* _WORK TO COMPLETE_
Look for "HTTP" in the listing below. Gather each line that contains it.

* _RECORD SET_
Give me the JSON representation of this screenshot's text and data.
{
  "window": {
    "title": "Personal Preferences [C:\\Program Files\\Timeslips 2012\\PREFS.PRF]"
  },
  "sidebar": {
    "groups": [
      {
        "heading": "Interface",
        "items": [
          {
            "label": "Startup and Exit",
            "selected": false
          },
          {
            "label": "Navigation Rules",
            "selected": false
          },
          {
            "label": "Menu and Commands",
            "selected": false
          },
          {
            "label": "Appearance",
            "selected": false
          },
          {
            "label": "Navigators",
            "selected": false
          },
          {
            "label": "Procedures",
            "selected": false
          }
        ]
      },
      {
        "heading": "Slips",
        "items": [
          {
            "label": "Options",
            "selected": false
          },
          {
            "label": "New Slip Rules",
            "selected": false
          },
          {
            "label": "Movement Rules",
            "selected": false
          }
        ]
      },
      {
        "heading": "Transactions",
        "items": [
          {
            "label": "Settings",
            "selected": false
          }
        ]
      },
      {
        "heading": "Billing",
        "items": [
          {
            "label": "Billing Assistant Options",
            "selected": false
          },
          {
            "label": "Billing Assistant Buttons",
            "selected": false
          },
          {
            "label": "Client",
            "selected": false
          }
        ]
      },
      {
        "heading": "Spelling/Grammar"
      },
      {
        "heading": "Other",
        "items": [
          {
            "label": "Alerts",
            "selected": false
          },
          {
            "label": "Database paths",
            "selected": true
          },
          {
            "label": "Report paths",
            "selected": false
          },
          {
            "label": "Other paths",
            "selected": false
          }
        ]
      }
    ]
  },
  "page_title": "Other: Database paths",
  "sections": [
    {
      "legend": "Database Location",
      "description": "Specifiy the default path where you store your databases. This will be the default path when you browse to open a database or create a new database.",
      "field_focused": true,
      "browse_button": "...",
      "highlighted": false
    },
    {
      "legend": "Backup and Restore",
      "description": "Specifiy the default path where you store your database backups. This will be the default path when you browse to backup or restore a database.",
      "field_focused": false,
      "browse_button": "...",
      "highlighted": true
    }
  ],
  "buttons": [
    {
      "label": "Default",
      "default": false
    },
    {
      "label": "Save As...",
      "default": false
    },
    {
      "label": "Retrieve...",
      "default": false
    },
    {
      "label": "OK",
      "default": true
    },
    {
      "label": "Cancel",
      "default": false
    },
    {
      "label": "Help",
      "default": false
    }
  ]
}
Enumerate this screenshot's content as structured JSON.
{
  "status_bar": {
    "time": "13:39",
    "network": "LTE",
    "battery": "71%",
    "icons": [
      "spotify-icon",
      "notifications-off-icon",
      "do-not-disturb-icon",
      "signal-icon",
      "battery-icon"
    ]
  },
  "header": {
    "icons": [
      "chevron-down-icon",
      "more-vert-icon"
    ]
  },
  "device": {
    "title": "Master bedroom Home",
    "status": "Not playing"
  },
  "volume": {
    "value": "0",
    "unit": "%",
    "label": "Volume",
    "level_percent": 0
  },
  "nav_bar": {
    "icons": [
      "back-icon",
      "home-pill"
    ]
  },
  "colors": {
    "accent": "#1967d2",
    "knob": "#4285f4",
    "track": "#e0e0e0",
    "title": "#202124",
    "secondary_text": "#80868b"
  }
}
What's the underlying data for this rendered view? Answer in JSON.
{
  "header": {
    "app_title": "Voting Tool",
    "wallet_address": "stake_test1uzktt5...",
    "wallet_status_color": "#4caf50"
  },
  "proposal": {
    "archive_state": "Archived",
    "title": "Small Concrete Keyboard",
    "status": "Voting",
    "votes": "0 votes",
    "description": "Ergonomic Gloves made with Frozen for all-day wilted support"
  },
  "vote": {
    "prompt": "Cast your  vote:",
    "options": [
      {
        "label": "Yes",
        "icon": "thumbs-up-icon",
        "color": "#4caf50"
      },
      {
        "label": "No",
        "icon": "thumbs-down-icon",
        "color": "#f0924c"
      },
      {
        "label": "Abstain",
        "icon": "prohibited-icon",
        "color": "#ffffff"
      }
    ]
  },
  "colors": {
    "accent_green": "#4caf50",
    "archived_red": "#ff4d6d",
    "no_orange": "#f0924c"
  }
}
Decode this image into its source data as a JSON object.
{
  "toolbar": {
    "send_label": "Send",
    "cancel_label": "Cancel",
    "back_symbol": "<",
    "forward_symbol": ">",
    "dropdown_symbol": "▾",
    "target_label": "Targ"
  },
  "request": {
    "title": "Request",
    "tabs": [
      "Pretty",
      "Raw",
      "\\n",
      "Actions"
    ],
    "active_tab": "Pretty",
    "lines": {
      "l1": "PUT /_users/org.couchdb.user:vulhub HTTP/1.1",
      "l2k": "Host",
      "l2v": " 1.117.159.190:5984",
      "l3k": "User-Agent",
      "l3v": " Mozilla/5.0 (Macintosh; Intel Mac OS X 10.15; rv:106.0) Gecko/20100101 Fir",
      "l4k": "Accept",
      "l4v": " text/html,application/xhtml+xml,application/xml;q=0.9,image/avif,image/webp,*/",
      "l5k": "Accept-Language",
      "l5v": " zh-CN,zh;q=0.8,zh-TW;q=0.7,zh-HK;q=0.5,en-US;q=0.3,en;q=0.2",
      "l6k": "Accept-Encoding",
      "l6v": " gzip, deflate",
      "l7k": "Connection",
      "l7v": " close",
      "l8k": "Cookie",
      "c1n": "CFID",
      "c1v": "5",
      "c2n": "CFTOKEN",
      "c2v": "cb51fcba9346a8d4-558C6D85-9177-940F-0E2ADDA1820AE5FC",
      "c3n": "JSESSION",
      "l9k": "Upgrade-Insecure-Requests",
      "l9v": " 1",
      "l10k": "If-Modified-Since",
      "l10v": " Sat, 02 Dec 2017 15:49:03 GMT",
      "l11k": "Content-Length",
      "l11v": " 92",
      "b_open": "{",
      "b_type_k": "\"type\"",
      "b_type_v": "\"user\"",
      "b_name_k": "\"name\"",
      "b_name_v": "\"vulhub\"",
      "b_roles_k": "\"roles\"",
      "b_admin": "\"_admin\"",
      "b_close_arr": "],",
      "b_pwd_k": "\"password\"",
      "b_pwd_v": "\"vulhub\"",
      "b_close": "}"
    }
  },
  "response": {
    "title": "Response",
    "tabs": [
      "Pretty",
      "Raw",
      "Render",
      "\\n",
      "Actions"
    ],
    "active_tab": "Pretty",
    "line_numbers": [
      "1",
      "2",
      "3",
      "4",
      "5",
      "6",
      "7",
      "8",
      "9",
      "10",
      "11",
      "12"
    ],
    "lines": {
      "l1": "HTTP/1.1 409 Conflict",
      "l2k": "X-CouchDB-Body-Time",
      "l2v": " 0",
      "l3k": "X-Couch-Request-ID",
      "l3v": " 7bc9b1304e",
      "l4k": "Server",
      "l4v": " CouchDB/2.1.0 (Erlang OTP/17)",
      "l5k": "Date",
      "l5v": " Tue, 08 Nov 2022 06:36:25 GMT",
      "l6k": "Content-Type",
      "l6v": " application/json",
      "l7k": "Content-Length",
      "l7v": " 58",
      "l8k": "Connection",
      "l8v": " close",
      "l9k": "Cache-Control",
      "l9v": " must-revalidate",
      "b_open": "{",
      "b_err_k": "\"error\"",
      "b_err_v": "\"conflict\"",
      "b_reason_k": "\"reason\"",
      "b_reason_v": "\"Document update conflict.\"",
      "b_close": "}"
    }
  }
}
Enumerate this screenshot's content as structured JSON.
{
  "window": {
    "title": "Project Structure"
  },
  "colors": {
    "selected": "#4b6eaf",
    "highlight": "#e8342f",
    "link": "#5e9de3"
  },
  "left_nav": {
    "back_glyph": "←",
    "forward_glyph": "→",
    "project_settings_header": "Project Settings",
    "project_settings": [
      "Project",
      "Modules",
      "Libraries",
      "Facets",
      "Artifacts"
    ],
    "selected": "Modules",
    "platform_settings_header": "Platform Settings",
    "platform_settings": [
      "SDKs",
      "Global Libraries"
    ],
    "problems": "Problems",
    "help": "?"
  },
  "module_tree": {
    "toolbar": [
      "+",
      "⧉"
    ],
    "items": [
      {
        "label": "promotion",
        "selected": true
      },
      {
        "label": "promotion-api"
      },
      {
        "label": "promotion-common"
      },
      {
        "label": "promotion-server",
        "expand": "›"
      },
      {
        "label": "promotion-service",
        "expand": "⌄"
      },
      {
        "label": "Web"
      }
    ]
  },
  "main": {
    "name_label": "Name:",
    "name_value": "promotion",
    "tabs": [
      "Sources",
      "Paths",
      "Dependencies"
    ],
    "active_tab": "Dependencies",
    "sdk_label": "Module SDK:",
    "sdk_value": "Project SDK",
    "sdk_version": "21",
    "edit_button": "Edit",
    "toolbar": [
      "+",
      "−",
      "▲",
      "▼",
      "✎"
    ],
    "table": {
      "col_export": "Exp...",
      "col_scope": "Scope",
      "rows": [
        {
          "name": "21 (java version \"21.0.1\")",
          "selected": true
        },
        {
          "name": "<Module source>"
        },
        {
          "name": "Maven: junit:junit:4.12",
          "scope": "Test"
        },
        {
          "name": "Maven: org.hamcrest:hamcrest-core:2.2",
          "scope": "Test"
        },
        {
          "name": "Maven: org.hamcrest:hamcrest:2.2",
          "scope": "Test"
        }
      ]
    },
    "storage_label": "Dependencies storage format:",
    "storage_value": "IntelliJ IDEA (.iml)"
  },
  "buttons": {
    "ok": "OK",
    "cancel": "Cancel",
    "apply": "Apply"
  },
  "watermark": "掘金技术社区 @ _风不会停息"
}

* _EXERCISE RESULT_
      "l1": "PUT /_users/org.couchdb.user:vulhub HTTP/1.1",
      "l1": "HTTP/1.1 409 Conflict",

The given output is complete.